(Stored data)
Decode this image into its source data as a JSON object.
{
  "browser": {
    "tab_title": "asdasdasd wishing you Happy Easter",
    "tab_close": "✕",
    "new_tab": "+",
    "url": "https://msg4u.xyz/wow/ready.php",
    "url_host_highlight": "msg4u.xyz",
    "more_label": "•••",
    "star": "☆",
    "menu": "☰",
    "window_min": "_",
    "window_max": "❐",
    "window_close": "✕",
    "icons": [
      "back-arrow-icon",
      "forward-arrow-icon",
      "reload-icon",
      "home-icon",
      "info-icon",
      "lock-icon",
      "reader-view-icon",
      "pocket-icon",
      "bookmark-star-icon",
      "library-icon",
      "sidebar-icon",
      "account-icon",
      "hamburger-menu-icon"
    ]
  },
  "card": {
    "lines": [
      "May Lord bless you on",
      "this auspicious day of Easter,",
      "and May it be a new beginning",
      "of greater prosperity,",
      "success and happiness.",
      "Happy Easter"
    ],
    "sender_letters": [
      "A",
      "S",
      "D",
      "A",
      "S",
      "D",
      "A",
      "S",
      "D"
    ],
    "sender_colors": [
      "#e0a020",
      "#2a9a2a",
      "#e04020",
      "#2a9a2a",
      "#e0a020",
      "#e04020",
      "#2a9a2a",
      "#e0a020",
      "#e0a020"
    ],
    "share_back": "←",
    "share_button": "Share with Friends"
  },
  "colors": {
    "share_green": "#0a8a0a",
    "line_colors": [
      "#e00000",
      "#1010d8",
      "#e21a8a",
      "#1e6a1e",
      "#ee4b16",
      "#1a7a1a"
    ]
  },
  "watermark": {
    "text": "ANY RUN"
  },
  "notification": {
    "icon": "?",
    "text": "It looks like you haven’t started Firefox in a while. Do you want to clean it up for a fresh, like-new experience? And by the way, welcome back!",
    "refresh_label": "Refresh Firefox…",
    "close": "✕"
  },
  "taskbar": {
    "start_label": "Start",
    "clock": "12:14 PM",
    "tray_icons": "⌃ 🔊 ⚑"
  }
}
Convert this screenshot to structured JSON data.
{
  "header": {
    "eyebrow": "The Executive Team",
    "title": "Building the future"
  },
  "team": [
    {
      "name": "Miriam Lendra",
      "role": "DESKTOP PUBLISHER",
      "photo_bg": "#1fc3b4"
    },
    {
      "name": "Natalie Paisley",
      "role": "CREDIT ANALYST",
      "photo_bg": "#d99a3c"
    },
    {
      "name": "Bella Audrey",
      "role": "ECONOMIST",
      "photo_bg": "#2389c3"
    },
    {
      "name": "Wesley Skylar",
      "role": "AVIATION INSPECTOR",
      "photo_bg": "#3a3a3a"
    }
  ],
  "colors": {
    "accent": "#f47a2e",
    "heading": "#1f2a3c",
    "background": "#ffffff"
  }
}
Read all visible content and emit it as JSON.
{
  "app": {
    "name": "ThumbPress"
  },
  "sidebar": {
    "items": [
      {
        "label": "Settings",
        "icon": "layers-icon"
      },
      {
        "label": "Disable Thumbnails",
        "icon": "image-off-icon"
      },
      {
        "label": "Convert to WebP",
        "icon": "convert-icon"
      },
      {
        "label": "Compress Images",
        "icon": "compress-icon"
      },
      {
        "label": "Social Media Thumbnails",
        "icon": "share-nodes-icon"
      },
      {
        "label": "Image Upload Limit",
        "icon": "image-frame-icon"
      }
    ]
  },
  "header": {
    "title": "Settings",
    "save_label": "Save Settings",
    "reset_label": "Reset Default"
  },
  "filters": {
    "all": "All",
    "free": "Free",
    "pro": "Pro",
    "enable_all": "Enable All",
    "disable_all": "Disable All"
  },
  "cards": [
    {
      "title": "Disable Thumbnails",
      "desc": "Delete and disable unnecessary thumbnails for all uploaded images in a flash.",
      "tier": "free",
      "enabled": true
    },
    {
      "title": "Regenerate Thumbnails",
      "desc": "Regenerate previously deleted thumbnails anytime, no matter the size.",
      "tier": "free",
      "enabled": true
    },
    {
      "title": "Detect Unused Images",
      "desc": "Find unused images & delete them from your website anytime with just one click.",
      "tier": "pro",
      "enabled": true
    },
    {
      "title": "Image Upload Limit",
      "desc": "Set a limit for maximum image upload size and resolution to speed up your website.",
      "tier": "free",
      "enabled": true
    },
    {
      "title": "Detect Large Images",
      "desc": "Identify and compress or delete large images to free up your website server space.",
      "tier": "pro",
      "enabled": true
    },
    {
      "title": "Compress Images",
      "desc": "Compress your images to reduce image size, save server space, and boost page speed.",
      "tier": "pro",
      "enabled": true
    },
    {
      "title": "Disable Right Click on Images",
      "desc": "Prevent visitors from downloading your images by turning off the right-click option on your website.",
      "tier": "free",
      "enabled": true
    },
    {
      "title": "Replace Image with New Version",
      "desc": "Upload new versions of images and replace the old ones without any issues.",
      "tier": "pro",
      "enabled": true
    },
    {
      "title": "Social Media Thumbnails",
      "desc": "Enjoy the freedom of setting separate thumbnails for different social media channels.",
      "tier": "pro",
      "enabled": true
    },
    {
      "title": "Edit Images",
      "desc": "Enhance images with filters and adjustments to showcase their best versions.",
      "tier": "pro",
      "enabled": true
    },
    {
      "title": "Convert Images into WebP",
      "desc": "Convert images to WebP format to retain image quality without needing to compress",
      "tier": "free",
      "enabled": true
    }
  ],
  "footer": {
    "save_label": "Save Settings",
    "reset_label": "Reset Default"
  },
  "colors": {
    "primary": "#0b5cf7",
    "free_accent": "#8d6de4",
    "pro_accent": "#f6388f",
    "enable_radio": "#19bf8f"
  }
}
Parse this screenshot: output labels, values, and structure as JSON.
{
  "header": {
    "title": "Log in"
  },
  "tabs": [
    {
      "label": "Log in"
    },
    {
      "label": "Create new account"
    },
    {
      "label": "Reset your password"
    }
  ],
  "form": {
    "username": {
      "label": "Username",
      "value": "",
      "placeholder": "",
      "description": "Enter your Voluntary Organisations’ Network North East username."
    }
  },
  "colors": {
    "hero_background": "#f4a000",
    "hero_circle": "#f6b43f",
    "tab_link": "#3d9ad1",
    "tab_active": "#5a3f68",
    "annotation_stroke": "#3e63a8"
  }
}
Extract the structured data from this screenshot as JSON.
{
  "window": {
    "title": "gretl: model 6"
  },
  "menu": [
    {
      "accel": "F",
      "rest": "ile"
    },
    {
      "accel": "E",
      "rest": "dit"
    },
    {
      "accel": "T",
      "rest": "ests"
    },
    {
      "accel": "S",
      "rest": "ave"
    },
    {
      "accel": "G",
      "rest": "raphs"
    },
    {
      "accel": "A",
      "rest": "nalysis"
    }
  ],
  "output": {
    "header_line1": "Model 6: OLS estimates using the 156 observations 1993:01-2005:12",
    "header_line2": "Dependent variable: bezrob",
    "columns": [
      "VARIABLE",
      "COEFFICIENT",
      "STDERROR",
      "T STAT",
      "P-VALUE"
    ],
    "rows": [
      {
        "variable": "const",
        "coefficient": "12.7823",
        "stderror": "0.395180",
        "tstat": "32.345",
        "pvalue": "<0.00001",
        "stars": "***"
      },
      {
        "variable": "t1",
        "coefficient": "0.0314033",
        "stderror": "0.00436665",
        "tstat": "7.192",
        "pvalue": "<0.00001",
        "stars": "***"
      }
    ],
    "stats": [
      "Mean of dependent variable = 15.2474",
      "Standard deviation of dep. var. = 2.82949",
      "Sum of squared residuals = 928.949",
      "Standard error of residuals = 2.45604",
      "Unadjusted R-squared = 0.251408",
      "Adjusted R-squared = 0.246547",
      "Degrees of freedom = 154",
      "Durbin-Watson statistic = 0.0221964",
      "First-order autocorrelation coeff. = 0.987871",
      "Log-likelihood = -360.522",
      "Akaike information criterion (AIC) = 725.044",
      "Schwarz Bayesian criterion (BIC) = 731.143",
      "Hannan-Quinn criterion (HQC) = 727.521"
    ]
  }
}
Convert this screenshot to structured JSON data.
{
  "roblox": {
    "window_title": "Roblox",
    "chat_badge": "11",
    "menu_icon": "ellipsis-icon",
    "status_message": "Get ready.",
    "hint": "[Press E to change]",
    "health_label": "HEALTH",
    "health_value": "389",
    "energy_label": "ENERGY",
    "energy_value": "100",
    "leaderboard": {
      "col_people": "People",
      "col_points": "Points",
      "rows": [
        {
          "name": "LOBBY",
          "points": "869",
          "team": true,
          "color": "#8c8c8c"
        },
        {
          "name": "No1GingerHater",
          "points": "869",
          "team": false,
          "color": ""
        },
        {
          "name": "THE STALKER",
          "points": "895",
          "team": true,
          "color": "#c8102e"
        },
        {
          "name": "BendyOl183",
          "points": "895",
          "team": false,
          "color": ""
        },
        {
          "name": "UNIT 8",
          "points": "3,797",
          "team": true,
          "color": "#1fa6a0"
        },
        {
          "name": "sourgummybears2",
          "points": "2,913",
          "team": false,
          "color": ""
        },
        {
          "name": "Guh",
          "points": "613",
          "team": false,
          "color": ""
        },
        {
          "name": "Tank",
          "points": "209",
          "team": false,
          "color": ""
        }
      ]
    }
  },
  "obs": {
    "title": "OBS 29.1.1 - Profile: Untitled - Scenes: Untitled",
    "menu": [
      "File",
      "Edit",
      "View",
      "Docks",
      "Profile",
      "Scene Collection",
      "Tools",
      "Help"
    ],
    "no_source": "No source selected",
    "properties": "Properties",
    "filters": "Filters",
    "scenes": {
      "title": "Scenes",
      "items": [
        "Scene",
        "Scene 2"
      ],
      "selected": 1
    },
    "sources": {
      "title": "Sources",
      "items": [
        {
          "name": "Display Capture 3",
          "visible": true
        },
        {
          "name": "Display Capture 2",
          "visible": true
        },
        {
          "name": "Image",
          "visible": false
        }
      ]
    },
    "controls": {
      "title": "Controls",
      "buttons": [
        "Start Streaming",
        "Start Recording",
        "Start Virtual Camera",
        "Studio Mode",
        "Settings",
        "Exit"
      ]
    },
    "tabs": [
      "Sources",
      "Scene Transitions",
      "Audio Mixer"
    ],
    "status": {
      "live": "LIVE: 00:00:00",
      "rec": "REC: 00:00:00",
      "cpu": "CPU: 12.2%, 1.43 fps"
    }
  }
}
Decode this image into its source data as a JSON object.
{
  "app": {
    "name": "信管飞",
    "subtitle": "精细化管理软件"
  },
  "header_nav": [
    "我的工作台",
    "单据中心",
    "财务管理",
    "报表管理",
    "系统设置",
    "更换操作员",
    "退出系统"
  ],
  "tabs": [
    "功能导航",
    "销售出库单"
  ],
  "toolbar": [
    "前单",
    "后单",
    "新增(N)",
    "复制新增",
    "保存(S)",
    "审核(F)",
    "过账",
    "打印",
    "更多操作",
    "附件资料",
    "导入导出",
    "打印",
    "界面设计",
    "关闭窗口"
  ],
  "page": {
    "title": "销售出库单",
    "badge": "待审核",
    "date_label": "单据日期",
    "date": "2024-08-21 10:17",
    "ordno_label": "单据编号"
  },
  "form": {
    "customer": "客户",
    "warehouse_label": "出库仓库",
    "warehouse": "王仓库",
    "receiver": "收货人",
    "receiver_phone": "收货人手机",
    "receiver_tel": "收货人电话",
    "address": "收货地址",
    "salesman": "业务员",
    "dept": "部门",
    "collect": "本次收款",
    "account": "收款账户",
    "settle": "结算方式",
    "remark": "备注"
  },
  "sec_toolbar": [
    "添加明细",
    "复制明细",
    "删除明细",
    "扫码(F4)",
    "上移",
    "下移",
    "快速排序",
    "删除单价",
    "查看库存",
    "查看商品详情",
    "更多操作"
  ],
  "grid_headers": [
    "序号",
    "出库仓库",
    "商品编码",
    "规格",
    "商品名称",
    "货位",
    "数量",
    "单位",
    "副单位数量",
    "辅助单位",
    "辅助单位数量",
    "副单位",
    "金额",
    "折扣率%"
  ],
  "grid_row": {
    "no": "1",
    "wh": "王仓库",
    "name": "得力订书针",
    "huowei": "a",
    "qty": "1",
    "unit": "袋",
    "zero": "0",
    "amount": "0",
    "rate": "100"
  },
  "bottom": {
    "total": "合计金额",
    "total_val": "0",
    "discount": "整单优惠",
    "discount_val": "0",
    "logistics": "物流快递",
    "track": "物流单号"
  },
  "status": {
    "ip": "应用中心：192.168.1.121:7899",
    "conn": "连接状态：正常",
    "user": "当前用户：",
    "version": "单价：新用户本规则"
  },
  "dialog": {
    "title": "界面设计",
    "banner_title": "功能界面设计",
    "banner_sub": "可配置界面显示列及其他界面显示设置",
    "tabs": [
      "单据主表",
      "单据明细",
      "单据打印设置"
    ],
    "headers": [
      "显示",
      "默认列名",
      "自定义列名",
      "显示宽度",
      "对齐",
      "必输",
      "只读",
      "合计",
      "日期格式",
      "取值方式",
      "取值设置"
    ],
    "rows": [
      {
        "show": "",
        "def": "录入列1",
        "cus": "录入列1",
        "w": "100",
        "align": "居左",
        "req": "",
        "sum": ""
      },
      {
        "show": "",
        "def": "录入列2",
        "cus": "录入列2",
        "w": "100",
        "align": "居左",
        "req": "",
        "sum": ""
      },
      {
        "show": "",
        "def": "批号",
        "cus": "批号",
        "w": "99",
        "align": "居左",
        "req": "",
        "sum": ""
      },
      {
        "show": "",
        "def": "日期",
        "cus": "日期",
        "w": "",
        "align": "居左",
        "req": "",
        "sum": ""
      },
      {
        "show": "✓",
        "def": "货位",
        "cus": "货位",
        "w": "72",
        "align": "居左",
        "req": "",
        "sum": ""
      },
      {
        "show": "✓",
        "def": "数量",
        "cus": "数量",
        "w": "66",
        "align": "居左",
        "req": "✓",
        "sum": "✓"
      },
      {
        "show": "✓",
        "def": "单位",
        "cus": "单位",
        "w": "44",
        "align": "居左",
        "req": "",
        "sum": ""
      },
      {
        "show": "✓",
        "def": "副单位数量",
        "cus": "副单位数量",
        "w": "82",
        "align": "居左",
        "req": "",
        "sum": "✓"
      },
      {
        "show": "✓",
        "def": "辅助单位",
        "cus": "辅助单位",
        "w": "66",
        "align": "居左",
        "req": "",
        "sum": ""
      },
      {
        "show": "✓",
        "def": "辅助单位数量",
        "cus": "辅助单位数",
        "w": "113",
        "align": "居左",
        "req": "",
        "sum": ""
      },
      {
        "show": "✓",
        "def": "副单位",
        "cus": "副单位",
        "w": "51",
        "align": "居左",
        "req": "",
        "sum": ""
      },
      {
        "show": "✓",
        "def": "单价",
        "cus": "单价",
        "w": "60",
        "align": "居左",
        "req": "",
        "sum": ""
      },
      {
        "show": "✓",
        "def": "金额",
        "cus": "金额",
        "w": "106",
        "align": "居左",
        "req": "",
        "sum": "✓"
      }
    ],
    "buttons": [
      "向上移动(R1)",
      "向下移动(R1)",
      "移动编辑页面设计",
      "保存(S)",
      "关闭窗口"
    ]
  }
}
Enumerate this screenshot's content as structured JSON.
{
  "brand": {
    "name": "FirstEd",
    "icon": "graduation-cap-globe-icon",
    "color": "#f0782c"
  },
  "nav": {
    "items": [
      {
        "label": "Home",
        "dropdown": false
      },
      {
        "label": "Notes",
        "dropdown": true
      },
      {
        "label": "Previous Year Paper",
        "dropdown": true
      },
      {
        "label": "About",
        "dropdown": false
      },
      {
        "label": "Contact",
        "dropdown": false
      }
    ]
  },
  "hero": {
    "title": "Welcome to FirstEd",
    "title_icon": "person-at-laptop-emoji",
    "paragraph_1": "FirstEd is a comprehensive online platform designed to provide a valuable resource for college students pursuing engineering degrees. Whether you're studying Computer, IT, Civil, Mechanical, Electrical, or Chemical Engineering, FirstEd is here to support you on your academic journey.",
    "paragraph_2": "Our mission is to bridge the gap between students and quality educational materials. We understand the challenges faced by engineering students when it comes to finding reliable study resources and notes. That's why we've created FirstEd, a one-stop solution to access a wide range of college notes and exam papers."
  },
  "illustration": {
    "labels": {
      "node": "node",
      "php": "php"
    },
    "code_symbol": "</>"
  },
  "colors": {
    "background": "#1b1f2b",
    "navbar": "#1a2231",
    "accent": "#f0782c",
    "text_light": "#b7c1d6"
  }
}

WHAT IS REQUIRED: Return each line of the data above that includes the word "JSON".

TASK RESULT:
Decode this image into its source data as a JSON object.
Convert this screenshot to structured JSON data.
Read all visible content and emit it as JSON.
Parse this screenshot: output labels, values, and structure as JSON.
Extract the structured data from this screenshot as JSON.
Convert this screenshot to structured JSON data.
Decode this image into its source data as a JSON object.
Enumerate this screenshot's content as structured JSON.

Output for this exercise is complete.